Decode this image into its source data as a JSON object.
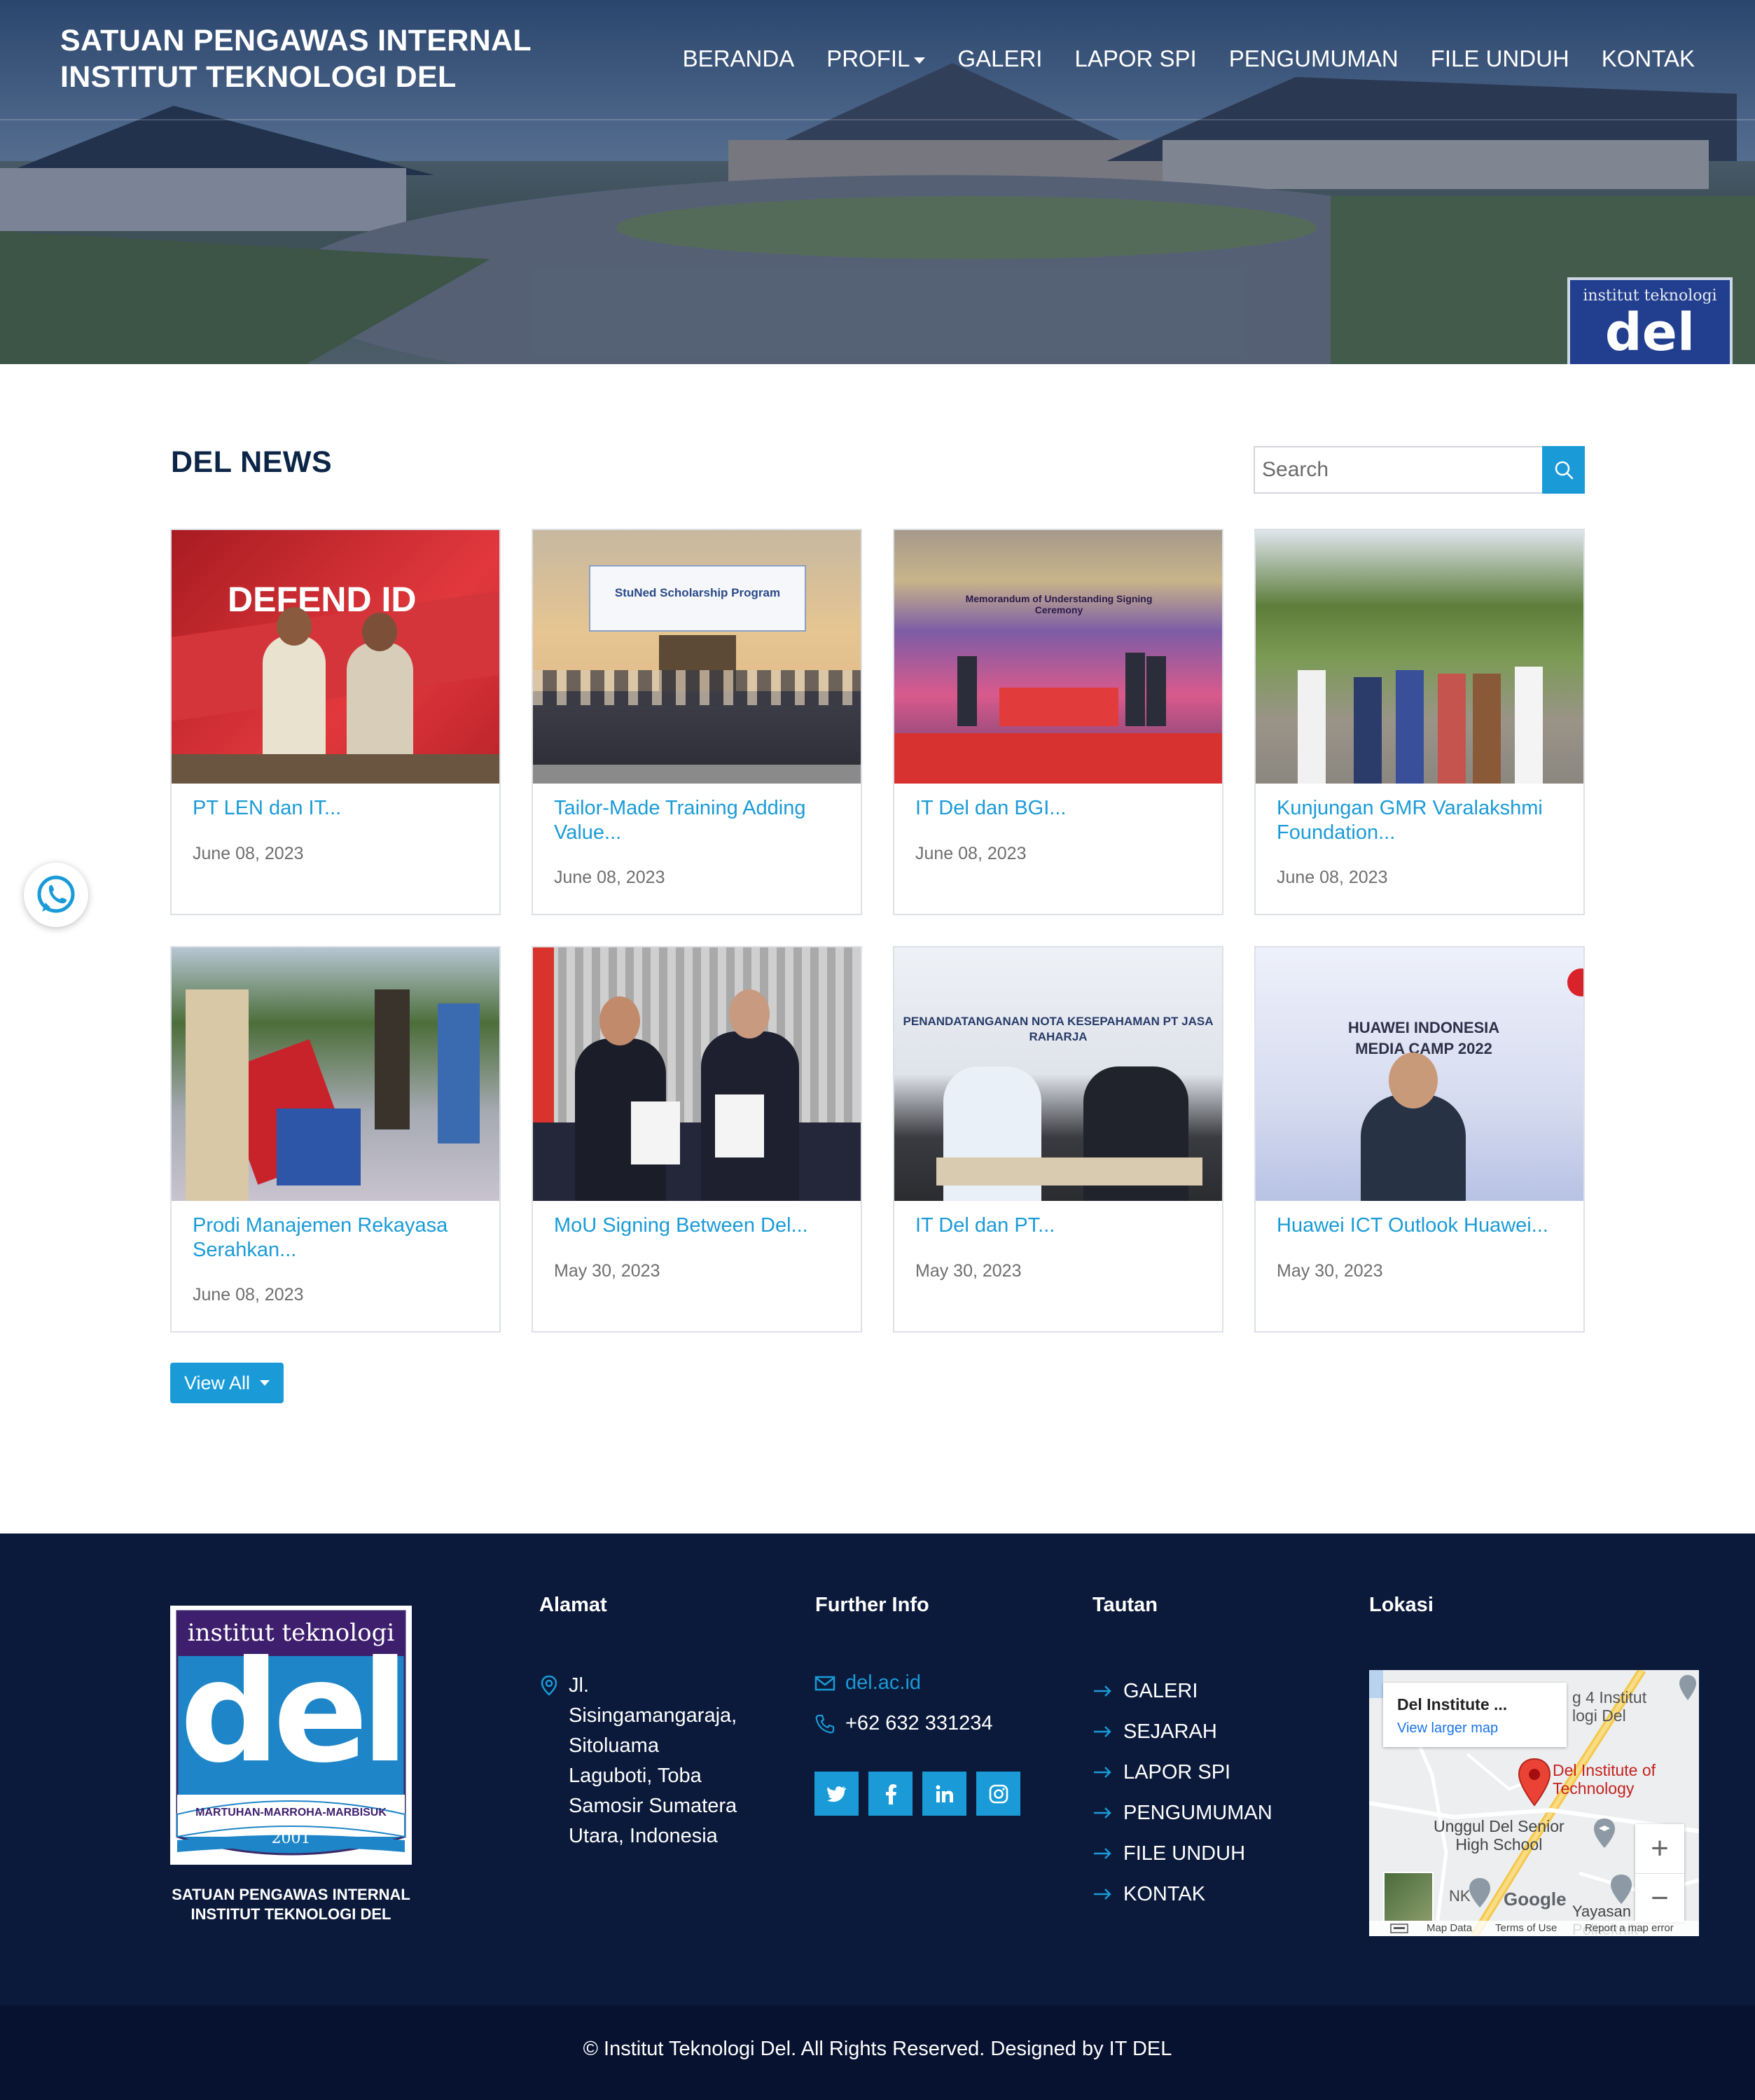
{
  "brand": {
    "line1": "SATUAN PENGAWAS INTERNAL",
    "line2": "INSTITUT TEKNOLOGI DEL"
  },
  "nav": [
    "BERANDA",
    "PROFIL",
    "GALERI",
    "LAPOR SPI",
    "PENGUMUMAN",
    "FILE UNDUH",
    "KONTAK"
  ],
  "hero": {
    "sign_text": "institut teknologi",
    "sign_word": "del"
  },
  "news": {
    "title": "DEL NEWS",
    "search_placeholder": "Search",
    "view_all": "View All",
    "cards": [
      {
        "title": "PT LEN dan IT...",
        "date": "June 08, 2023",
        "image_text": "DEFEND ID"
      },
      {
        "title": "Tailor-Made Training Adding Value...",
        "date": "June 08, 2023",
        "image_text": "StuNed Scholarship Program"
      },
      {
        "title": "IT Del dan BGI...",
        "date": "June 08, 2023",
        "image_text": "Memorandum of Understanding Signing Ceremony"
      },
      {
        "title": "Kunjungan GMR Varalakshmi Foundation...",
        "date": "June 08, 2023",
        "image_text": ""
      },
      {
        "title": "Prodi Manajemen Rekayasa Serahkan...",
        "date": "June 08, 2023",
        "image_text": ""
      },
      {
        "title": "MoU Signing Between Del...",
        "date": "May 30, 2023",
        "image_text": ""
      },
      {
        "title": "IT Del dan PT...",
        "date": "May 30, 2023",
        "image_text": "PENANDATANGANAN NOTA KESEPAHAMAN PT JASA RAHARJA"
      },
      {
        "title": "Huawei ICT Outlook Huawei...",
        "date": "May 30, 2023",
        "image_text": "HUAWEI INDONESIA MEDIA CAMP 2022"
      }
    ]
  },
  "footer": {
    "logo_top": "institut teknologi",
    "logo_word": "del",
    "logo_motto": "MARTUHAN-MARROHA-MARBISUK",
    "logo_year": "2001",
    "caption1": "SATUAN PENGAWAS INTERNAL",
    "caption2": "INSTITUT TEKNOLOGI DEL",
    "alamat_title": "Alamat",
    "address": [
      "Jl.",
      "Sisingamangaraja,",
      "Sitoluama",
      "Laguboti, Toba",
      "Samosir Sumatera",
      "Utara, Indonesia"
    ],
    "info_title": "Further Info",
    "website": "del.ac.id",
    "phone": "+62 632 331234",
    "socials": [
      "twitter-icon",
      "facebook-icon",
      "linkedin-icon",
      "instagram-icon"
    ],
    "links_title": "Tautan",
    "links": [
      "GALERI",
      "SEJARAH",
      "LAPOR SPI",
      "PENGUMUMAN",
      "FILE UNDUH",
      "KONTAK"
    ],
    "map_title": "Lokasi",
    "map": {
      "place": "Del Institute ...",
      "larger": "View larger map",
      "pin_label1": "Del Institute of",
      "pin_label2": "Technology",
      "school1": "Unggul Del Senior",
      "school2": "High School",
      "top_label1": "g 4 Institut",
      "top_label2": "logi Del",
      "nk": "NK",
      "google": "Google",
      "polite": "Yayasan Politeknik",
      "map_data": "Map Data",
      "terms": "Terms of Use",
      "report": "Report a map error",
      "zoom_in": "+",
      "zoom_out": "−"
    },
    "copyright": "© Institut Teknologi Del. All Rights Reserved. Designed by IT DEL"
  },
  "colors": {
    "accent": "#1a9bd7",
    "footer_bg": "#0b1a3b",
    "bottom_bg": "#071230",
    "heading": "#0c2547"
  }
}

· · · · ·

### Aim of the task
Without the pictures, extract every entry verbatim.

### Solution
Decode this image into its source data as a JSON object.
{
  "brand": {
    "line1": "SATUAN PENGAWAS INTERNAL",
    "line2": "INSTITUT TEKNOLOGI DEL"
  },
  "nav": [
    "BERANDA",
    "PROFIL",
    "GALERI",
    "LAPOR SPI",
    "PENGUMUMAN",
    "FILE UNDUH",
    "KONTAK"
  ],
  "hero": {
    "sign_text": "institut teknologi",
    "sign_word": "del"
  },
  "news": {
    "title": "DEL NEWS",
    "search_placeholder": "Search",
    "view_all": "View All",
    "cards": [
      {
        "title": "PT LEN dan IT...",
        "date": "June 08, 2023",
        "image_text": "DEFEND ID"
      },
      {
        "title": "Tailor-Made Training Adding Value...",
        "date": "June 08, 2023",
        "image_text": "StuNed Scholarship Program"
      },
      {
        "title": "IT Del dan BGI...",
        "date": "June 08, 2023",
        "image_text": "Memorandum of Understanding Signing Ceremony"
      },
      {
        "title": "Kunjungan GMR Varalakshmi Foundation...",
        "date": "June 08, 2023",
        "image_text": ""
      },
      {
        "title": "Prodi Manajemen Rekayasa Serahkan...",
        "date": "June 08, 2023",
        "image_text": ""
      },
      {
        "title": "MoU Signing Between Del...",
        "date": "May 30, 2023",
        "image_text": ""
      },
      {
        "title": "IT Del dan PT...",
        "date": "May 30, 2023",
        "image_text": "PENANDATANGANAN NOTA KESEPAHAMAN PT JASA RAHARJA"
      },
      {
        "title": "Huawei ICT Outlook Huawei...",
        "date": "May 30, 2023",
        "image_text": "HUAWEI INDONESIA MEDIA CAMP 2022"
      }
    ]
  },
  "footer": {
    "logo_top": "institut teknologi",
    "logo_word": "del",
    "logo_motto": "MARTUHAN-MARROHA-MARBISUK",
    "logo_year": "2001",
    "caption1": "SATUAN PENGAWAS INTERNAL",
    "caption2": "INSTITUT TEKNOLOGI DEL",
    "alamat_title": "Alamat",
    "address": [
      "Jl.",
      "Sisingamangaraja,",
      "Sitoluama",
      "Laguboti, Toba",
      "Samosir Sumatera",
      "Utara, Indonesia"
    ],
    "info_title": "Further Info",
    "website": "del.ac.id",
    "phone": "+62 632 331234",
    "socials": [
      "twitter-icon",
      "facebook-icon",
      "linkedin-icon",
      "instagram-icon"
    ],
    "links_title": "Tautan",
    "links": [
      "GALERI",
      "SEJARAH",
      "LAPOR SPI",
      "PENGUMUMAN",
      "FILE UNDUH",
      "KONTAK"
    ],
    "map_title": "Lokasi",
    "map": {
      "place": "Del Institute ...",
      "larger": "View larger map",
      "pin_label1": "Del Institute of",
      "pin_label2": "Technology",
      "school1": "Unggul Del Senior",
      "school2": "High School",
      "top_label1": "g 4 Institut",
      "top_label2": "logi Del",
      "nk": "NK",
      "google": "Google",
      "polite": "Yayasan Politeknik",
      "map_data": "Map Data",
      "terms": "Terms of Use",
      "report": "Report a map error",
      "zoom_in": "+",
      "zoom_out": "−"
    },
    "copyright": "© Institut Teknologi Del. All Rights Reserved. Designed by IT DEL"
  },
  "colors": {
    "accent": "#1a9bd7",
    "footer_bg": "#0b1a3b",
    "bottom_bg": "#071230",
    "heading": "#0c2547"
  }
}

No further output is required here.